* Problem to solve:
Please set down each record exactly as it appears, but leave out any pictures.

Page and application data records

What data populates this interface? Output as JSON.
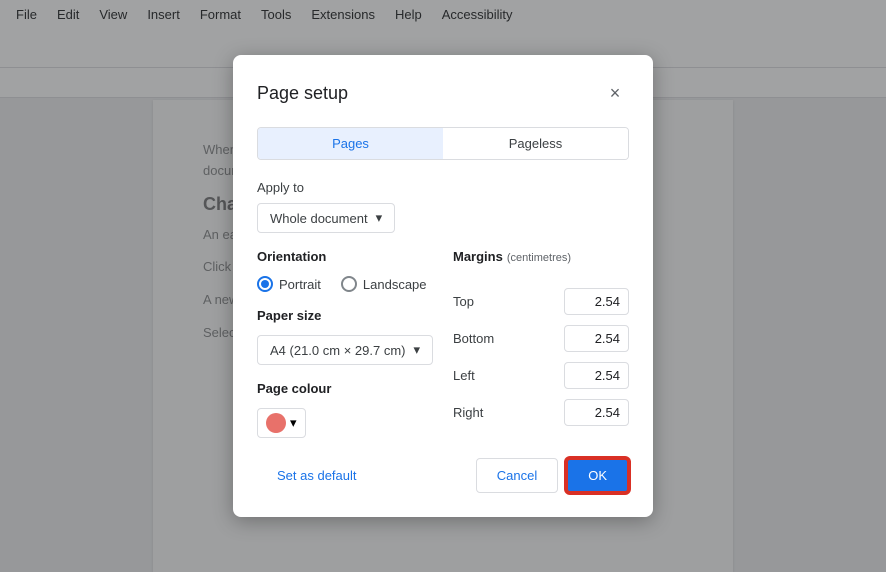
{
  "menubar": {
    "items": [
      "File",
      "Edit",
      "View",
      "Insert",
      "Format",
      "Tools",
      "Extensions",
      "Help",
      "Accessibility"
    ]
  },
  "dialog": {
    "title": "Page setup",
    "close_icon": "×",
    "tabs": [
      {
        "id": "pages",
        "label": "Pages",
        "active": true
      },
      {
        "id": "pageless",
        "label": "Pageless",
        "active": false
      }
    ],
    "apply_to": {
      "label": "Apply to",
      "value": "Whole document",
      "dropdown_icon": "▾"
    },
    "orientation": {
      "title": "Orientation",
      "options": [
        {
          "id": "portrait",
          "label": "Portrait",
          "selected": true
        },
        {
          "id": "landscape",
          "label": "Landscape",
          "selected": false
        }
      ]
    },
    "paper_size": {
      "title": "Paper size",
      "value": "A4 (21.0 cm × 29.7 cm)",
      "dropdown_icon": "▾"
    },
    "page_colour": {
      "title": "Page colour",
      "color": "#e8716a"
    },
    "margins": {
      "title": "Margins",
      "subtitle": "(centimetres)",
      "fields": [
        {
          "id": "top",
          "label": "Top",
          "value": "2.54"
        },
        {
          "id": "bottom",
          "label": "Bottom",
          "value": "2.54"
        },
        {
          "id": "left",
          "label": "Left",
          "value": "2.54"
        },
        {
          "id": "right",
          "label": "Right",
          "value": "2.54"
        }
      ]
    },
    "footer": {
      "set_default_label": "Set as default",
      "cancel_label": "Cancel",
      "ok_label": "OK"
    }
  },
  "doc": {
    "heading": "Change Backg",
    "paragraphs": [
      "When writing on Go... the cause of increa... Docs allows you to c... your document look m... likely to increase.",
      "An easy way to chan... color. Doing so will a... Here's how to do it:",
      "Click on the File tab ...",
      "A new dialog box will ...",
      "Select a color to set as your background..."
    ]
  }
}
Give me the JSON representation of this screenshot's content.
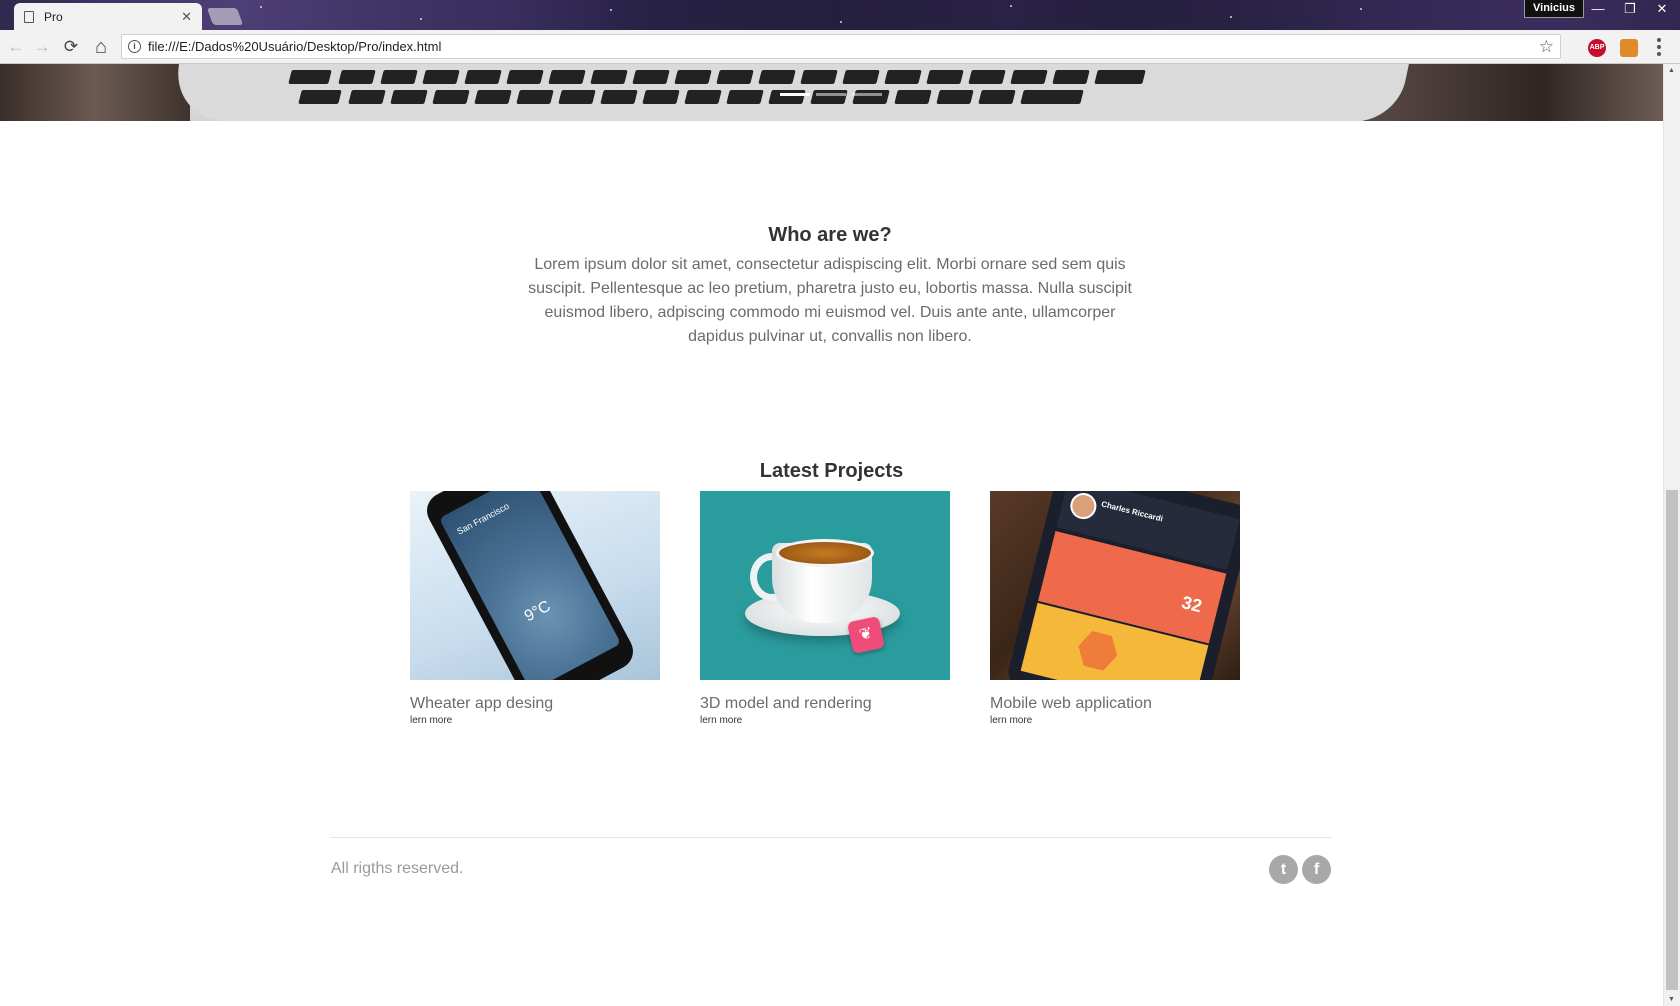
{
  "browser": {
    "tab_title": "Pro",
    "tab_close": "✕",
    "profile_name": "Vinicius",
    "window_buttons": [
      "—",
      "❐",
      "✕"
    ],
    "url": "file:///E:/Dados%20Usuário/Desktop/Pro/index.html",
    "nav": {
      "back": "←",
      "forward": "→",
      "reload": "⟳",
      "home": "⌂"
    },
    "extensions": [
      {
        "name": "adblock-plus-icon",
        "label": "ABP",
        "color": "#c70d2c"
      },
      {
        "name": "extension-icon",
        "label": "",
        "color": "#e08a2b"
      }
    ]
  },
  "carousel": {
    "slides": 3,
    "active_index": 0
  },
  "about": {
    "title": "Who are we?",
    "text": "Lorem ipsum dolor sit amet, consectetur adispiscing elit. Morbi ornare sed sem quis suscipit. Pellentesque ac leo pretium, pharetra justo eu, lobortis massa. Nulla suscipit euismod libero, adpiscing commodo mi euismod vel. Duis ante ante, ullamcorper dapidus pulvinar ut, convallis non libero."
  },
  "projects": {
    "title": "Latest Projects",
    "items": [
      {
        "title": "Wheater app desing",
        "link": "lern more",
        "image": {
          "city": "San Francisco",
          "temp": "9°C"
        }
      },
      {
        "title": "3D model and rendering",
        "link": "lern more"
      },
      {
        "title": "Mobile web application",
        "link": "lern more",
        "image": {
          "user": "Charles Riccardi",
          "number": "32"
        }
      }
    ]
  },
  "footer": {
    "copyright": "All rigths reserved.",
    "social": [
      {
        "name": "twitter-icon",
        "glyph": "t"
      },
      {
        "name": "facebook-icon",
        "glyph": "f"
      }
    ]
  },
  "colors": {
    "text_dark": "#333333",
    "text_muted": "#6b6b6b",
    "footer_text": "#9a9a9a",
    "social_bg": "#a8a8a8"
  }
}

* Response:
What data populates this interface? Output as JSON.
{
  "menubar": {
    "items": [
      "File",
      "Edit",
      "View",
      "Insert",
      "Format",
      "Tools",
      "Extensions",
      "Help",
      "Accessibility"
    ]
  },
  "dialog": {
    "title": "Page setup",
    "close_icon": "×",
    "tabs": [
      {
        "id": "pages",
        "label": "Pages",
        "active": true
      },
      {
        "id": "pageless",
        "label": "Pageless",
        "active": false
      }
    ],
    "apply_to": {
      "label": "Apply to",
      "value": "Whole document",
      "dropdown_icon": "▾"
    },
    "orientation": {
      "title": "Orientation",
      "options": [
        {
          "id": "portrait",
          "label": "Portrait",
          "selected": true
        },
        {
          "id": "landscape",
          "label": "Landscape",
          "selected": false
        }
      ]
    },
    "paper_size": {
      "title": "Paper size",
      "value": "A4 (21.0 cm × 29.7 cm)",
      "dropdown_icon": "▾"
    },
    "page_colour": {
      "title": "Page colour",
      "color": "#e8716a"
    },
    "margins": {
      "title": "Margins",
      "subtitle": "(centimetres)",
      "fields": [
        {
          "id": "top",
          "label": "Top",
          "value": "2.54"
        },
        {
          "id": "bottom",
          "label": "Bottom",
          "value": "2.54"
        },
        {
          "id": "left",
          "label": "Left",
          "value": "2.54"
        },
        {
          "id": "right",
          "label": "Right",
          "value": "2.54"
        }
      ]
    },
    "footer": {
      "set_default_label": "Set as default",
      "cancel_label": "Cancel",
      "ok_label": "OK"
    }
  },
  "doc": {
    "heading": "Change Backg",
    "paragraphs": [
      "When writing on Go... the cause of increa... Docs allows you to c... your document look m... likely to increase.",
      "An easy way to chan... color. Doing so will a... Here's how to do it:",
      "Click on the File tab ...",
      "A new dialog box will ...",
      "Select a color to set as your background..."
    ]
  }
}
Give me the JSON representation of this screenshot's content.
{
  "browser": {
    "tab_title": "Pro",
    "tab_close": "✕",
    "profile_name": "Vinicius",
    "window_buttons": [
      "—",
      "❐",
      "✕"
    ],
    "url": "file:///E:/Dados%20Usuário/Desktop/Pro/index.html",
    "nav": {
      "back": "←",
      "forward": "→",
      "reload": "⟳",
      "home": "⌂"
    },
    "extensions": [
      {
        "name": "adblock-plus-icon",
        "label": "ABP",
        "color": "#c70d2c"
      },
      {
        "name": "extension-icon",
        "label": "",
        "color": "#e08a2b"
      }
    ]
  },
  "carousel": {
    "slides": 3,
    "active_index": 0
  },
  "about": {
    "title": "Who are we?",
    "text": "Lorem ipsum dolor sit amet, consectetur adispiscing elit. Morbi ornare sed sem quis suscipit. Pellentesque ac leo pretium, pharetra justo eu, lobortis massa. Nulla suscipit euismod libero, adpiscing commodo mi euismod vel. Duis ante ante, ullamcorper dapidus pulvinar ut, convallis non libero."
  },
  "projects": {
    "title": "Latest Projects",
    "items": [
      {
        "title": "Wheater app desing",
        "link": "lern more",
        "image": {
          "city": "San Francisco",
          "temp": "9°C"
        }
      },
      {
        "title": "3D model and rendering",
        "link": "lern more"
      },
      {
        "title": "Mobile web application",
        "link": "lern more",
        "image": {
          "user": "Charles Riccardi",
          "number": "32"
        }
      }
    ]
  },
  "footer": {
    "copyright": "All rigths reserved.",
    "social": [
      {
        "name": "twitter-icon",
        "glyph": "t"
      },
      {
        "name": "facebook-icon",
        "glyph": "f"
      }
    ]
  },
  "colors": {
    "text_dark": "#333333",
    "text_muted": "#6b6b6b",
    "footer_text": "#9a9a9a",
    "social_bg": "#a8a8a8"
  }
}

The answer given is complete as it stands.